With the birth of Pekos in Texas, a year before, the rode became synonymous with the American heritage of the wild west and the reputation is well-earned. Competition includes unpaid athletes who need these cash prizes to continue traveling.
As a national spokeswoman for the Adolph Coors Company, I lived on the road and attended one event a week. Peter Coors signed my check and his new passion was rodeo, so I settled down. Forty-six weeks straight, I rode horses in professional rode all over the country – from Albany, New York to Poway, California.
Twelve beer cases, Coors, are, of course, delivered daily to my hotel room to surrender for "goodwill". Hosted hotels often booked me in their best rooms and renamed them to "Bridle Suite". I have been interviewing journalists for many times from my salon many times.
One day, we were planted on rodeo in Rock Springs, Wyoming, to drive "circuit 8." Or Clay or Jake leaned in and said: "Lane is down to Cheyenne." As we finished the routine, Lane was dead.
Lane Frost was my friend in the rodeo. His last interview was with me in Santa Maria, California, and I have repeatedly and repeatedly watched the clips of that interview on the news. Then they shot the film "8 seconds" and tried to fulfill their life.
The film did not touch how deep the friendship between Lane and Tuff Heedeman was. I was with Tuff on the next rodeo in Fort Madison, Iowa, and he appeared, ready to ride and run the press. Tuff and I were at auction for the benefit of some charity organization. We both had to play with someone who gave us the offer: "How are you at all here?" I asked him.
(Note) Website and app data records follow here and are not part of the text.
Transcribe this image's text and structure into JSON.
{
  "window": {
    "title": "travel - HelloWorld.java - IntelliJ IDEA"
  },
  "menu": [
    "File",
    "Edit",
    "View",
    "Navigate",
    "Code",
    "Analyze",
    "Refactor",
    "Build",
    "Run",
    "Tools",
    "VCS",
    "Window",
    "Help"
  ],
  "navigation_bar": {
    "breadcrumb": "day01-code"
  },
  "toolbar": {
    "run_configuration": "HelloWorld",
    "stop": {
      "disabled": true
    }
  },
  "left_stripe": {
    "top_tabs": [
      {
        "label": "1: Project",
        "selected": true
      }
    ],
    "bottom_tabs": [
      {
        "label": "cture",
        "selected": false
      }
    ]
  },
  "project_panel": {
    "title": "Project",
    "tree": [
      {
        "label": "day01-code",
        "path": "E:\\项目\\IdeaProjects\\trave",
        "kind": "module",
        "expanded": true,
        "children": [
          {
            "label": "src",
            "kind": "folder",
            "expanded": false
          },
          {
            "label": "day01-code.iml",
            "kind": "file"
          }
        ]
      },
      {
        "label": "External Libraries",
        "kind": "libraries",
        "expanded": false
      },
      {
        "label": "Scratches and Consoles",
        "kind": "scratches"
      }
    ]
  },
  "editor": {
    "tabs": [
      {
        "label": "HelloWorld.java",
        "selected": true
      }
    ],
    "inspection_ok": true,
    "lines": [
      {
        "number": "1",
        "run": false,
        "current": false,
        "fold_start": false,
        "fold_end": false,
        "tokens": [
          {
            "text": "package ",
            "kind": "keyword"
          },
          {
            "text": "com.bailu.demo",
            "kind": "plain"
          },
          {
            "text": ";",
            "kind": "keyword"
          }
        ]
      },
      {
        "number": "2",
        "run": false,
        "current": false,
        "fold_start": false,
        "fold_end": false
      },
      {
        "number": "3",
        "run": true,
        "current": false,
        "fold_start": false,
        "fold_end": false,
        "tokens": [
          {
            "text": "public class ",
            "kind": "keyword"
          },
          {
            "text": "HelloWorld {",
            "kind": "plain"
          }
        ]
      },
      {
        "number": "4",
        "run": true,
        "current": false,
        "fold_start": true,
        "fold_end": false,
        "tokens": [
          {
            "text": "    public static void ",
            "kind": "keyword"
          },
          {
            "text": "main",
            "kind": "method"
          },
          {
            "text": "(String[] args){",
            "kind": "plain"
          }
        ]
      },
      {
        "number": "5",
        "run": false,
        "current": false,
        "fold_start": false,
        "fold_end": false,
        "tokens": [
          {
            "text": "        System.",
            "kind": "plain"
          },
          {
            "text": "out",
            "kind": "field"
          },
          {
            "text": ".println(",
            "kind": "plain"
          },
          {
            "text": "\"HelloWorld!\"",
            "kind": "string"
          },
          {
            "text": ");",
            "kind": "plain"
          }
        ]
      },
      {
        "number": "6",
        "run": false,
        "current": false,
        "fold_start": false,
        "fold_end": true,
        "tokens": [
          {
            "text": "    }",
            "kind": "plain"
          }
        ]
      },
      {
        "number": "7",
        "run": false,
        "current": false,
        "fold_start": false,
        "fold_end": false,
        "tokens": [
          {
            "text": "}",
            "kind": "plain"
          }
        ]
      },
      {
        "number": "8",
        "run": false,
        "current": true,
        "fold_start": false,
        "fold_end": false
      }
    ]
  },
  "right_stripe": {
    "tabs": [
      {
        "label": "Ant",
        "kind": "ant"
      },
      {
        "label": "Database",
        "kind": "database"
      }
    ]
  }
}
One month a year, I was having fun with alcohol. The goal was to balance the promotion of beer with a real warning of its danger. No press was reserved, and I was sent to Indian reservations – mostly to New Mexico and Arizona. One visit to the Navajo Reserve in Window Rock, Arizona, was enough to get the full impact of poor alcohol use among Indians.
Thus, the lives of Indians were erased by ethanolic alcohol because of their inherent traits that they never consume 'hot water'. before the white man brought him out of Europe. We brought strong drinks when we came to develop and settle in the territories that would later become fifty states. Evidence of alcohol harm is obvious and far-reaching when you visit reservations.
At a time when family events are rare, rodeo still keeps the attention of all ages. There are two types of riders and riders – and it's exciting to see a horse and a rider competing as one in the arena. I will never forget the year that I spent "going down" with all those proud horses and my brief exposure of the damage caused by ethanol to our Indian population.
For now, SherryD
It used to be Miss Coors Rodeo